The Lover deceived by his Lady's inconstancy, writeth
[From a“ Gorgeous Gallery of gallant Inventions,” 1578.)
The mist is gone that blear'd mine eyes,
The low'ring clouds I see appear;
I would you knew my sight is clear.
Did make me think that you were white;
To seem a hawk, and be a kite.
Where precious ware is to be sold,
They shall it have that giveth most.
Few things are had where is no cost:
Because I press to give no gifts,
And drives me off with many drifts..
Is this the end of all my suit,
For my good will to have a scorn? Is this of all my pains the fruit,
To have the chaff instead of corn ? Let them that list possess such dross;
For I deserve a better gain: Yet had I rather leave with loss,
Than serve and sue, and all in vain.
A WARNING FOR WOUERS.
[From “ a Handful of Pleasant Delites," 1584.]
Where Cupid's fort hath made a way, There grave advice doth bear no sway.
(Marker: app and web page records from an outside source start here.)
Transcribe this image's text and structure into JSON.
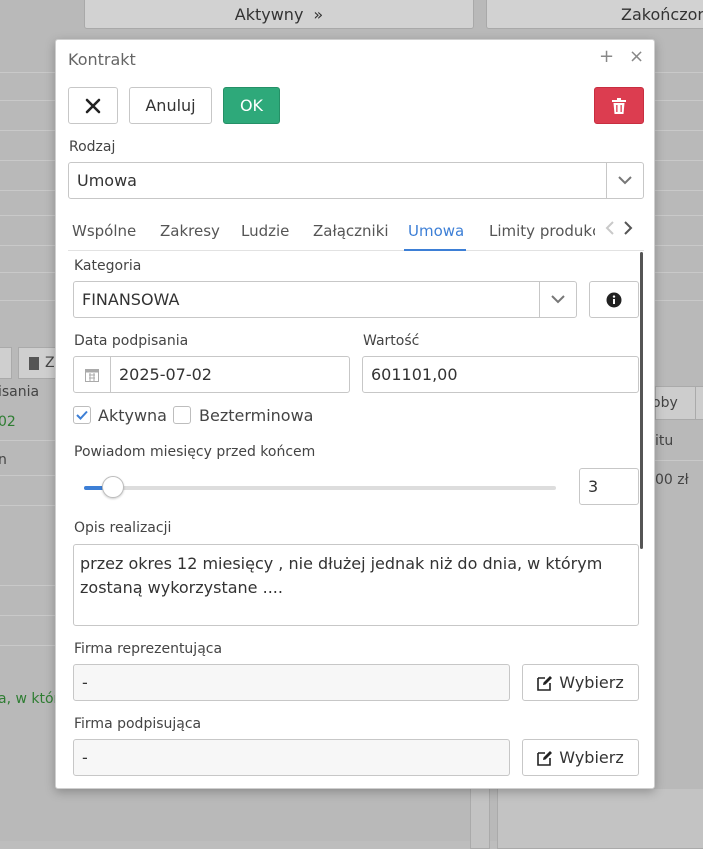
{
  "background": {
    "top_button_active": "Aktywny",
    "top_button_active_icon": "»",
    "top_button_ended": "Zakończon",
    "col_label_signing": "isania",
    "col_value_date": "02",
    "col_value_n": "n",
    "col_value_desc": "a, w któr",
    "tab_z": "Z",
    "right_label_oby": "oby",
    "right_label_itu": "itu",
    "right_value_zl": "00 zł"
  },
  "dialog": {
    "title": "Kontrakt",
    "pin_icon": "+",
    "close_icon": "×",
    "cancel_label": "Anuluj",
    "ok_label": "OK",
    "type_label": "Rodzaj",
    "type_value": "Umowa",
    "tabs": [
      {
        "label": "Wspólne"
      },
      {
        "label": "Zakresy"
      },
      {
        "label": "Ludzie"
      },
      {
        "label": "Załączniki"
      },
      {
        "label": "Umowa"
      },
      {
        "label": "Limity produkc"
      }
    ],
    "active_tab": "Umowa",
    "category_label": "Kategoria",
    "category_value": "FINANSOWA",
    "signing_date_label": "Data podpisania",
    "signing_date_value": "2025-07-02",
    "value_label": "Wartość",
    "value_value": "601101,00",
    "active_checkbox_label": "Aktywna",
    "active_checked": true,
    "indefinite_checkbox_label": "Bezterminowa",
    "indefinite_checked": false,
    "notify_label": "Powiadom miesięcy przed końcem",
    "notify_value": "3",
    "notify_fraction": 0.04,
    "description_label": "Opis realizacji",
    "description_value": "przez okres 12 miesięcy , nie dłużej jednak niż do dnia, w którym zostaną wykorzystane ....",
    "rep_company_label": "Firma reprezentująca",
    "rep_company_value": "-",
    "sign_company_label": "Firma podpisująca",
    "sign_company_value": "-",
    "pick_label": "Wybierz"
  },
  "colors": {
    "accent": "#3d7fd6",
    "ok": "#2ea97a",
    "danger": "#dc3d50"
  }
}
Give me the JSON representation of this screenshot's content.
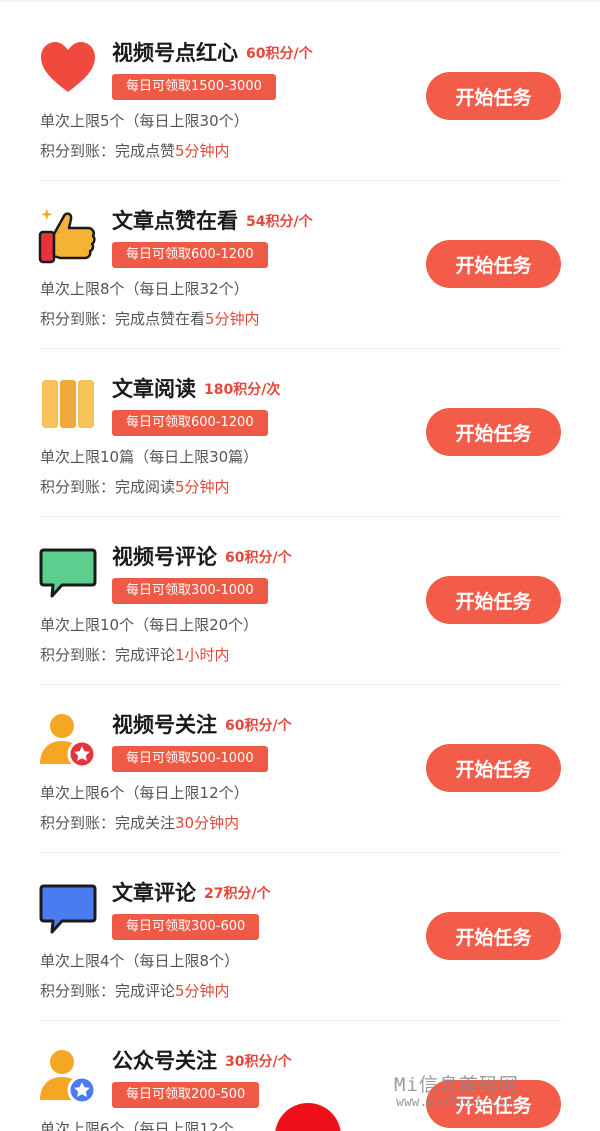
{
  "colors": {
    "accent": "#ef5a47",
    "points_text": "#e5483a",
    "title_text": "#1a1a1a",
    "body_text": "#555555",
    "float_button": "#f0101a"
  },
  "tasks": [
    {
      "icon": "heart-icon",
      "title": "视频号点红心",
      "points": "60积分/个",
      "daily": "每日可领取1500-3000",
      "limit": "单次上限5个（每日上限30个）",
      "arrive_prefix": "积分到账：完成点赞",
      "arrive_time": "5分钟内",
      "button": "开始任务"
    },
    {
      "icon": "thumbs-up-icon",
      "title": "文章点赞在看",
      "points": "54积分/个",
      "daily": "每日可领取600-1200",
      "limit": "单次上限8个（每日上限32个）",
      "arrive_prefix": "积分到账：完成点赞在看",
      "arrive_time": "5分钟内",
      "button": "开始任务"
    },
    {
      "icon": "book-icon",
      "title": "文章阅读",
      "points": "180积分/次",
      "daily": "每日可领取600-1200",
      "limit": "单次上限10篇（每日上限30篇）",
      "arrive_prefix": "积分到账：完成阅读",
      "arrive_time": "5分钟内",
      "button": "开始任务"
    },
    {
      "icon": "green-comment-icon",
      "title": "视频号评论",
      "points": "60积分/个",
      "daily": "每日可领取300-1000",
      "limit": "单次上限10个（每日上限20个）",
      "arrive_prefix": "积分到账：完成评论",
      "arrive_time": "1小时内",
      "button": "开始任务"
    },
    {
      "icon": "user-star-icon",
      "title": "视频号关注",
      "points": "60积分/个",
      "daily": "每日可领取500-1000",
      "limit": "单次上限6个（每日上限12个）",
      "arrive_prefix": "积分到账：完成关注",
      "arrive_time": "30分钟内",
      "button": "开始任务"
    },
    {
      "icon": "blue-comment-icon",
      "title": "文章评论",
      "points": "27积分/个",
      "daily": "每日可领取300-600",
      "limit": "单次上限4个（每日上限8个）",
      "arrive_prefix": "积分到账：完成评论",
      "arrive_time": "5分钟内",
      "button": "开始任务"
    },
    {
      "icon": "user-blue-star-icon",
      "title": "公众号关注",
      "points": "30积分/个",
      "daily": "每日可领取200-500",
      "limit": "单次上限6个（每日上限12个",
      "arrive_prefix": "",
      "arrive_time": "",
      "button": "开始任务"
    }
  ],
  "watermark": {
    "main": "Mi信息首码网",
    "url": "www.mixinxi.com"
  }
}
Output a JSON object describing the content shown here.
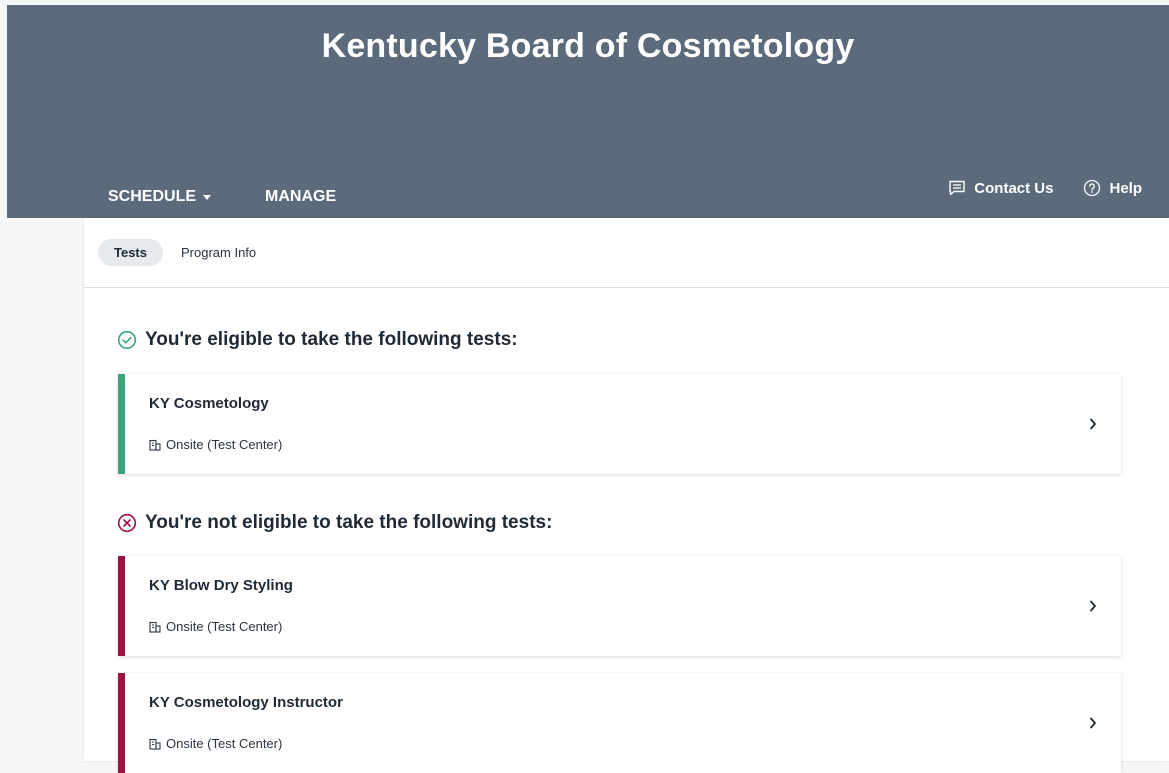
{
  "header": {
    "title": "Kentucky Board of Cosmetology",
    "background": "#5b6b7b"
  },
  "nav": {
    "items": [
      {
        "label": "SCHEDULE",
        "icon": "caret-down-icon"
      },
      {
        "label": "MANAGE"
      }
    ]
  },
  "utility": {
    "contact_label": "Contact Us",
    "contact_icon": "chat-icon",
    "help_label": "Help",
    "help_icon": "question-circle-icon"
  },
  "tabs": [
    {
      "label": "Tests",
      "active": true
    },
    {
      "label": "Program Info",
      "active": false
    }
  ],
  "eligible": {
    "heading": "You're eligible to take the following tests:",
    "icon": "check-circle-icon",
    "color": "#3aa57a",
    "tests": [
      {
        "name": "KY Cosmetology",
        "mode": "Onsite (Test Center)",
        "mode_icon": "building-icon"
      }
    ]
  },
  "not_eligible": {
    "heading": "You're not eligible to take the following tests:",
    "icon": "x-circle-icon",
    "color": "#9c1240",
    "tests": [
      {
        "name": "KY Blow Dry Styling",
        "mode": "Onsite (Test Center)",
        "mode_icon": "building-icon"
      },
      {
        "name": "KY Cosmetology Instructor",
        "mode": "Onsite (Test Center)",
        "mode_icon": "building-icon"
      }
    ]
  }
}
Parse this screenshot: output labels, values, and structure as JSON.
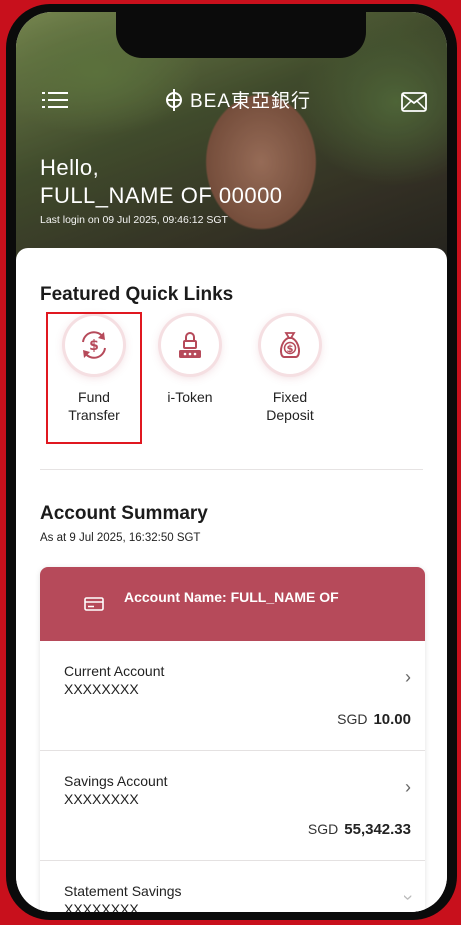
{
  "header": {
    "logo_text": "BEA東亞銀行",
    "greeting": "Hello,",
    "user_name": "FULL_NAME OF 00000",
    "last_login": "Last login on 09 Jul 2025, 09:46:12 SGT"
  },
  "quick_links": {
    "title": "Featured Quick Links",
    "items": [
      {
        "label_line1": "Fund",
        "label_line2": "Transfer",
        "icon": "dollar-transfer-icon"
      },
      {
        "label_line1": "i-Token",
        "label_line2": "",
        "icon": "token-lock-icon"
      },
      {
        "label_line1": "Fixed",
        "label_line2": "Deposit",
        "icon": "money-bag-icon"
      }
    ]
  },
  "account_summary": {
    "title": "Account Summary",
    "as_at": "As at 9 Jul 2025, 16:32:50 SGT",
    "account_name": "Account Name: FULL_NAME OF",
    "accounts": [
      {
        "type": "Current Account",
        "number": "XXXXXXXX",
        "currency": "SGD",
        "balance": "10.00"
      },
      {
        "type": "Savings Account",
        "number": "XXXXXXXX",
        "currency": "SGD",
        "balance": "55,342.33"
      },
      {
        "type": "Statement Savings",
        "number": "XXXXXXXX",
        "currency": "",
        "balance": ""
      }
    ]
  },
  "colors": {
    "brand_red": "#c8101c",
    "account_header": "#b64a5a",
    "highlight": "#e01820"
  }
}
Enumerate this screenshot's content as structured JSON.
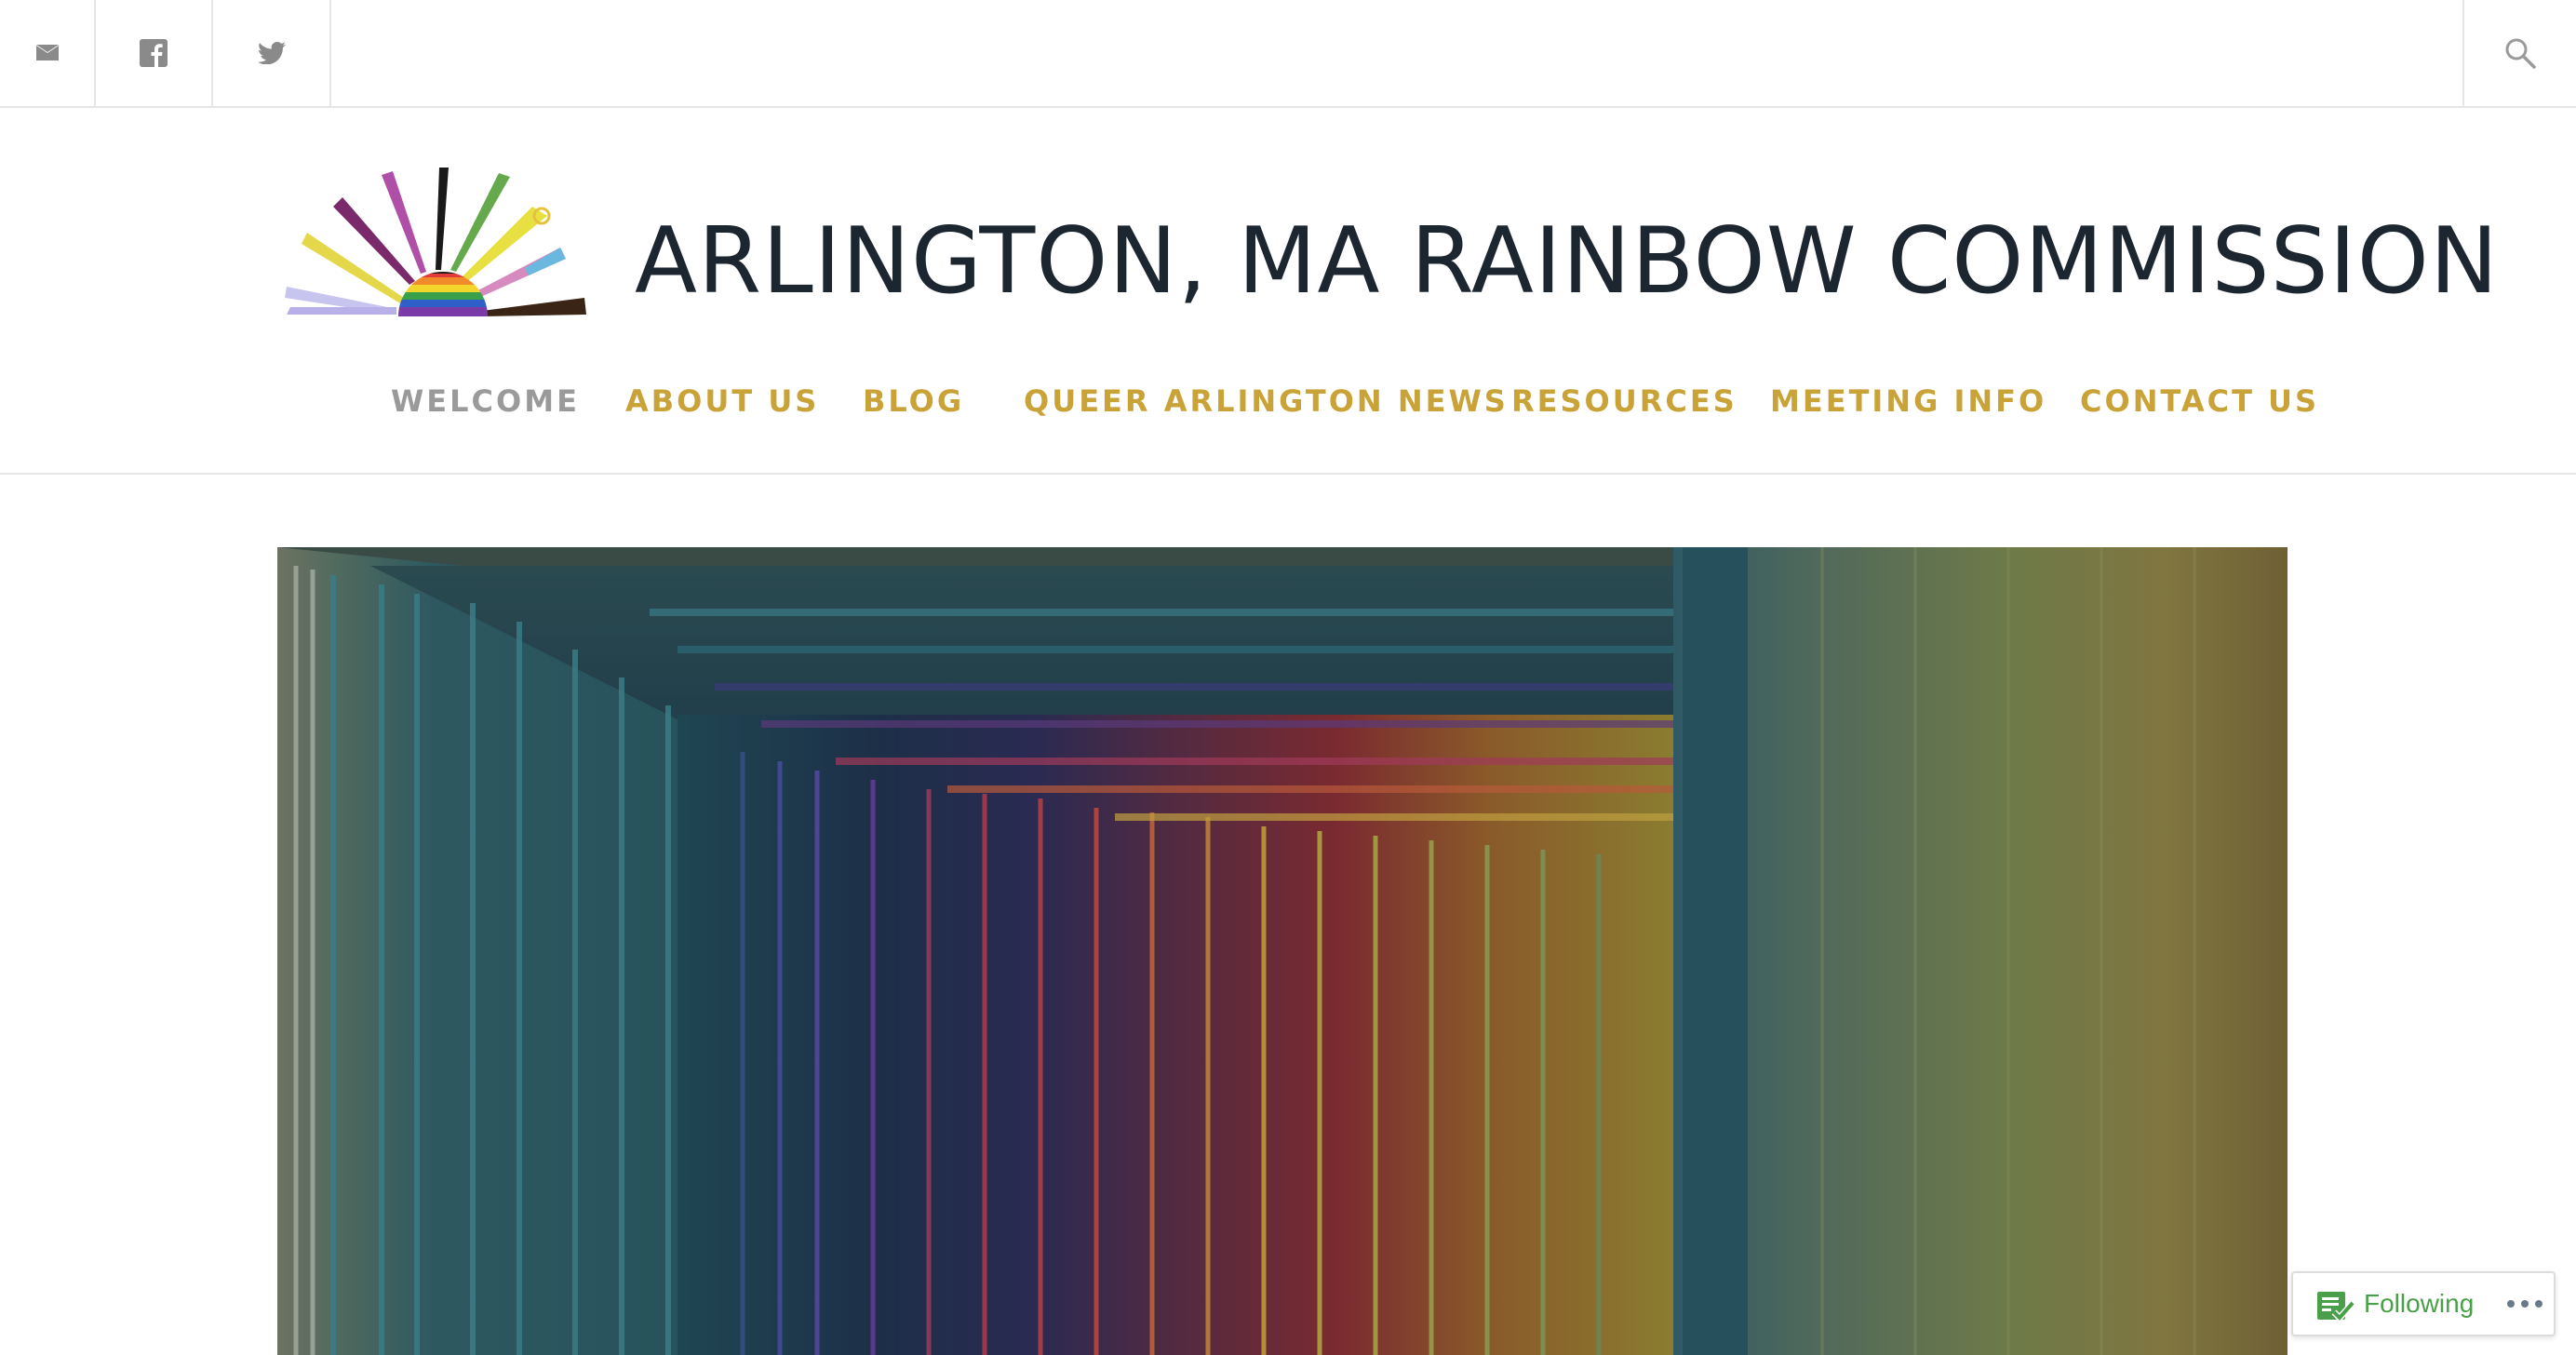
{
  "social": {
    "mail_icon": "envelope-icon",
    "facebook_icon": "facebook-icon",
    "twitter_icon": "twitter-icon",
    "search_icon": "search-icon"
  },
  "site": {
    "title": "ARLINGTON, MA RAINBOW COMMISSION"
  },
  "nav": {
    "items": [
      {
        "label": "WELCOME",
        "active": true
      },
      {
        "label": "ABOUT US"
      },
      {
        "label": "BLOG"
      },
      {
        "label": "QUEER ARLINGTON NEWS"
      },
      {
        "label": "RESOURCES"
      },
      {
        "label": "MEETING INFO"
      },
      {
        "label": "CONTACT US"
      }
    ]
  },
  "follow": {
    "label": "Following"
  },
  "colors": {
    "nav_link": "#c9a338",
    "nav_active": "#9a9a9a",
    "title": "#1c2630",
    "follow_green": "#4aa04a"
  }
}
Where love doth reign and rule the roast There reason is exiled the coast.
Like all; love none; Except ye use discretion:
First try, then trust; Be not deceived with sinful lust.
Some love for wealth, and some for hue, And none of both these loves are true. For when the mill hath lost her sails, Then must the miller lose his vails.
Of grass comes hay, ' And flowers fair will soon decay;
Of ripe comes rotten, In age all beauty is forgotten,
Some love too high and some too low;
Look not too high,
But, high or low,
But sirs, I use to tell no tales ;
I say not so
. That were too broad : Who loves not venom must shun the toad.
Who useth still the truth to tell
Thousands were good ; But few scaped drowning in Noah's flood.
Most are well bent; I must say so, lest I be shent.
[From Byrd's Sonnets and Pastorals, 1588.]
What pleasures have great princes
More dainty to their choice,
In quiet life rejoice;
All day their flocks each tendeth,
At night they take their rest;
His ship into the east,
For lawyers and their pleading,
They 'steem it not a straw; They think that honest meaning
Is of itself a law: